RDIF proposes converting Transneft preferred shares into common shares, share split at 100:1 ratio

Interfax, 18.07.2017

MOSCOW. July 18 (Interfax) - The Russian Direct Investment Fund (RDIF), which recently acquired a block of preferred shares in Transneft (MOEX: TRNF) as part of a consortium, is proposing to consider the possibility of converting its preferred shares into common shares.

This will increase the Russian oil pipeline monopoly's shareholder value and make the company more attractive for investors, RDIF Chief Executive Kirill Dmitriev, who has joined Transneft's new board of directors, said in an interview with Interfax.

"As an additional measure aimed at increasing Transneft's investment appeal, the RDIF believes it would make sense to consider the issue of converting the company's preferred shares into common ones," Dmitriev said.

Converting preferred shares into common shares would make it possible to significantly increase the company's shareholder value, he said.

"The broader list of corporate rights that common shares have will make it possible to increase the protection of minority shareholder rights and, consequently, will be a key factor of investment appeal for international and Russian investors," Dmitriev said.
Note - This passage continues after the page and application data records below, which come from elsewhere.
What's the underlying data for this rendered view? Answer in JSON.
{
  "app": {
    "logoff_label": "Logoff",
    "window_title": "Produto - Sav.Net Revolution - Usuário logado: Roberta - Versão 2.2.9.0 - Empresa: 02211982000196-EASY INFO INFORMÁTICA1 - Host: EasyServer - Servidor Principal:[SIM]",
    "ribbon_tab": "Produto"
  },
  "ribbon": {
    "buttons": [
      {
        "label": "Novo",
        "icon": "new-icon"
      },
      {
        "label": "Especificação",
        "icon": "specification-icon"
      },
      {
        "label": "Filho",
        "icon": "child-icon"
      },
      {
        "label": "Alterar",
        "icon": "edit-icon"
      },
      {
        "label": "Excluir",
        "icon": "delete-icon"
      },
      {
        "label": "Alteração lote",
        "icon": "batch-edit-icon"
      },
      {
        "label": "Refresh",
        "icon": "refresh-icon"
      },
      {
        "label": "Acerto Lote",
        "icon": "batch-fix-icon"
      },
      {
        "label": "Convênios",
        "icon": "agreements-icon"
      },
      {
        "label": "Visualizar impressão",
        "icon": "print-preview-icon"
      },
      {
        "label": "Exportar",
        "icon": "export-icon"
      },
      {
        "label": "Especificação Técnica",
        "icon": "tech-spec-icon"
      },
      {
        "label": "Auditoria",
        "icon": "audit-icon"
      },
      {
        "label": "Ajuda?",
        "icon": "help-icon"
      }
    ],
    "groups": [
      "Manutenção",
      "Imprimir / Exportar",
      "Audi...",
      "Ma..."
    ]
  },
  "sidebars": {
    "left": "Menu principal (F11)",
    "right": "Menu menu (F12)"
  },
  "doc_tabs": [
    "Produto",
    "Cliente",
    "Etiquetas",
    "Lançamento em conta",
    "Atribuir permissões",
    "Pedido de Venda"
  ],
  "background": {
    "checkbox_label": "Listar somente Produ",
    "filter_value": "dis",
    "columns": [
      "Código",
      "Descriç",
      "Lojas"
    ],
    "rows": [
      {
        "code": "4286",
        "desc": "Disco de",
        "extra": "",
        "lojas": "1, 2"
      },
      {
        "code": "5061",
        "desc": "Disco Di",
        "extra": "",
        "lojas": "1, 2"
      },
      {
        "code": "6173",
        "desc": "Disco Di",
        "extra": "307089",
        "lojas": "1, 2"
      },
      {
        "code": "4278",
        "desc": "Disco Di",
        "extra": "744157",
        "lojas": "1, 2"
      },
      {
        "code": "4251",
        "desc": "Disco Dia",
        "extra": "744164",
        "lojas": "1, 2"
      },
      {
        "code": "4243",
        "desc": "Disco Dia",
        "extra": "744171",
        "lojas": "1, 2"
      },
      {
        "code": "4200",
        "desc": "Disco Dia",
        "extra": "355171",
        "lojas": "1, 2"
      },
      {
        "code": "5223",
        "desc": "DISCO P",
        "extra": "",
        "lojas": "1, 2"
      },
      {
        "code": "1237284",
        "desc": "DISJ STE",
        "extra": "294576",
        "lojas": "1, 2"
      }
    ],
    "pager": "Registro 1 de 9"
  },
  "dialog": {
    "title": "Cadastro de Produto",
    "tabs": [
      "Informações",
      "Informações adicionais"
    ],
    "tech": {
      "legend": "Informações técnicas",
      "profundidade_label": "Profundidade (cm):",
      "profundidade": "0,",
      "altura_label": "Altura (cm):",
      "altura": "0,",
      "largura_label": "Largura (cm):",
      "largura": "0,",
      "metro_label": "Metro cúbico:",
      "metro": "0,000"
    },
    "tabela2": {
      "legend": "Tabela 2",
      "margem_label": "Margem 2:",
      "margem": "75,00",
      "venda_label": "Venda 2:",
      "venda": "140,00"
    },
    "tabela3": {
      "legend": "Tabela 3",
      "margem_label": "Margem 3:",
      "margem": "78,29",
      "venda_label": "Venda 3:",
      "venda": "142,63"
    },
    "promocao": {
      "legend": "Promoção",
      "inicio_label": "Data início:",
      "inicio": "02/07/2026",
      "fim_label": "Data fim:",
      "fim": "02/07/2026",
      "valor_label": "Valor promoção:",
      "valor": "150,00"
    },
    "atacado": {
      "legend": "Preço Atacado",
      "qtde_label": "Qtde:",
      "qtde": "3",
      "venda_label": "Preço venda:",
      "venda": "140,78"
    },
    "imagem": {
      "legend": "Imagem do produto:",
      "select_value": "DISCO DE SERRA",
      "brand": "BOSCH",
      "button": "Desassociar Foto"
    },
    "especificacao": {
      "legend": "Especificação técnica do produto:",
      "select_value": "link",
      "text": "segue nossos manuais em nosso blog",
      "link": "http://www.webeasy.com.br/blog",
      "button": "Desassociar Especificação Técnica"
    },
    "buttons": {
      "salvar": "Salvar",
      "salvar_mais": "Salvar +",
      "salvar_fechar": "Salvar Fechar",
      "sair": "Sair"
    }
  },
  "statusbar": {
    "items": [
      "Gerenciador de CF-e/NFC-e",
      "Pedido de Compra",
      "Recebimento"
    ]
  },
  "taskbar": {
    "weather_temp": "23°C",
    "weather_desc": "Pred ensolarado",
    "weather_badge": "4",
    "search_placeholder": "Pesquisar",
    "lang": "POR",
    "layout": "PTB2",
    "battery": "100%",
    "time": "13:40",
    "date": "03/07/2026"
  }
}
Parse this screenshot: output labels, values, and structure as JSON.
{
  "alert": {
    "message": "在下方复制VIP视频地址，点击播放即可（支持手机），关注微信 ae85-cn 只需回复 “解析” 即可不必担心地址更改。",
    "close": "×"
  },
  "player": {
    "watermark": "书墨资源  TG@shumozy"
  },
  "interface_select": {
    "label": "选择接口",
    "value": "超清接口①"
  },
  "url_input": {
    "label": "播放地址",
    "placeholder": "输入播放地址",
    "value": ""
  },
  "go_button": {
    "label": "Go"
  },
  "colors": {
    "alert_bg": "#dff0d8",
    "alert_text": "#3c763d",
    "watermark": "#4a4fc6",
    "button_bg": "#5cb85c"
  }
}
"We believe that diversification of the investor base will make it possible to increase the market liquidity of the company's shares. In addition, conversion of preferred into common shares will provide a basis for a fair market valuation of the whole company's equity," Dmitriev said.

"The presence among minority shareholders of funds with international expertise, as well as further expansion of the investor base, in our view, will also make it possible to think about realizing the investment potential of the company through entry into international stock markets, including Asian ones. This could meet the long-term interests of the country in light of the possible privatization of the company," Dmitriev said.

He also said the RDIF is exploring the possibility of bringing new institutional investors into Transneft in the near future.

Another way to increase the company's appeal for investors would be to split shares at a ratio of 100 to one, which would lower the investment threshold for small investors, Dmitriev said.

"Many experts already believe that, with further development of planned investment approaches, the company's market capitalization could double," he said.